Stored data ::
"""

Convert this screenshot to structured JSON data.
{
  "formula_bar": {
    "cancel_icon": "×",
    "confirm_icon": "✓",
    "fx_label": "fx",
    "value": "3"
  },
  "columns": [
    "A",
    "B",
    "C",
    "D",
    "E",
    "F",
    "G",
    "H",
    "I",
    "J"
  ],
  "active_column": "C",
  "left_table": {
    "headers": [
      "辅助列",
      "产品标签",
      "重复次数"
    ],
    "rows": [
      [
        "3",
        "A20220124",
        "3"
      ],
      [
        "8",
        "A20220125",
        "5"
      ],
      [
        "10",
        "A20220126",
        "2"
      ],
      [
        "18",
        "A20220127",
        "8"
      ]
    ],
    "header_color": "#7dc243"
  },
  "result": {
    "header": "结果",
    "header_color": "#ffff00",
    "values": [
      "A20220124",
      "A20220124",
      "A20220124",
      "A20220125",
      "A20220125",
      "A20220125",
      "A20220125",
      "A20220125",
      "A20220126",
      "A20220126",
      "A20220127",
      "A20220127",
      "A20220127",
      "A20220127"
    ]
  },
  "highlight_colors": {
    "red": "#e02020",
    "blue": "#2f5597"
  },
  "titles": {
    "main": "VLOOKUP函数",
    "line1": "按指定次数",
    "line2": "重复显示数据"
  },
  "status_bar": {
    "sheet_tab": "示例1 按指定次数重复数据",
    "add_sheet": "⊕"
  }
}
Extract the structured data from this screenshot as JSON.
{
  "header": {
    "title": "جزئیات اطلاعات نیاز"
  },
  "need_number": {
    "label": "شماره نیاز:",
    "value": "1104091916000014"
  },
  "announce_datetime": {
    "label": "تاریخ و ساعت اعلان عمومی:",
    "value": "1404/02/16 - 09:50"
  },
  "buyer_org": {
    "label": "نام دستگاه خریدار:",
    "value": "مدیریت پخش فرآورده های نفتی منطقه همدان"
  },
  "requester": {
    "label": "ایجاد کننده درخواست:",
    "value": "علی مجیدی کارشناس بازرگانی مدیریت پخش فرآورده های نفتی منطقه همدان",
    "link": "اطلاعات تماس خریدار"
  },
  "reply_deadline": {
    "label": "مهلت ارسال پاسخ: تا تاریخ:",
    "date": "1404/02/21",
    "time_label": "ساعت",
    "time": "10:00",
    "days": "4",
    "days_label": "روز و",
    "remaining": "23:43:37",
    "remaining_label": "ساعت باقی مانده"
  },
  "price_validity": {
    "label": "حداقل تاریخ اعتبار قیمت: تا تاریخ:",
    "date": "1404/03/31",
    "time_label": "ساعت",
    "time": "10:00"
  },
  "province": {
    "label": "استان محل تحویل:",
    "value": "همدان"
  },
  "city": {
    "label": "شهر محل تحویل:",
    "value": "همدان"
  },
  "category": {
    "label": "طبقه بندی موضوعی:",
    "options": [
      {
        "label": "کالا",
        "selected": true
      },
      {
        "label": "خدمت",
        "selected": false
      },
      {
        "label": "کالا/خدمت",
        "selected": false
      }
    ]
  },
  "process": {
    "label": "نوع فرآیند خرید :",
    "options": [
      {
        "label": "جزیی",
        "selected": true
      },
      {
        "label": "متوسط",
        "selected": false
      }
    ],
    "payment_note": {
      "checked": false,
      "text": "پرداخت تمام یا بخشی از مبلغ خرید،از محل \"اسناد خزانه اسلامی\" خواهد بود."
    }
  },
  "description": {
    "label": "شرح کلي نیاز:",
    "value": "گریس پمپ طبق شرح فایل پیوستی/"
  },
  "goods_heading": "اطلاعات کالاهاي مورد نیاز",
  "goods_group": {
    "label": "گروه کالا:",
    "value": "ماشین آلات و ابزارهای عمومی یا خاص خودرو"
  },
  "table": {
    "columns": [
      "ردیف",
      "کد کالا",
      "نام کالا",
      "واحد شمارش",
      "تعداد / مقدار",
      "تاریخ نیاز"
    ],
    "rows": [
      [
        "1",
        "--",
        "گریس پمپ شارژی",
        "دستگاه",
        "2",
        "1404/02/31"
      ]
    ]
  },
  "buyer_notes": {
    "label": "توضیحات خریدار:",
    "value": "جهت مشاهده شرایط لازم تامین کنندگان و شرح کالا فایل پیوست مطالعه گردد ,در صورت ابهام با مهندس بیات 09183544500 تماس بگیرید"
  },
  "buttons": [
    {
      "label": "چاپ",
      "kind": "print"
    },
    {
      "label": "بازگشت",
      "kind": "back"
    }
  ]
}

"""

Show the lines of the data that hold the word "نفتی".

Exercise answer ::
    "value": "مدیریت پخش فرآورده های نفتی منطقه همدان"
    "value": "علی مجیدی کارشناس بازرگانی مدیریت پخش فرآورده های نفتی منطقه همدان",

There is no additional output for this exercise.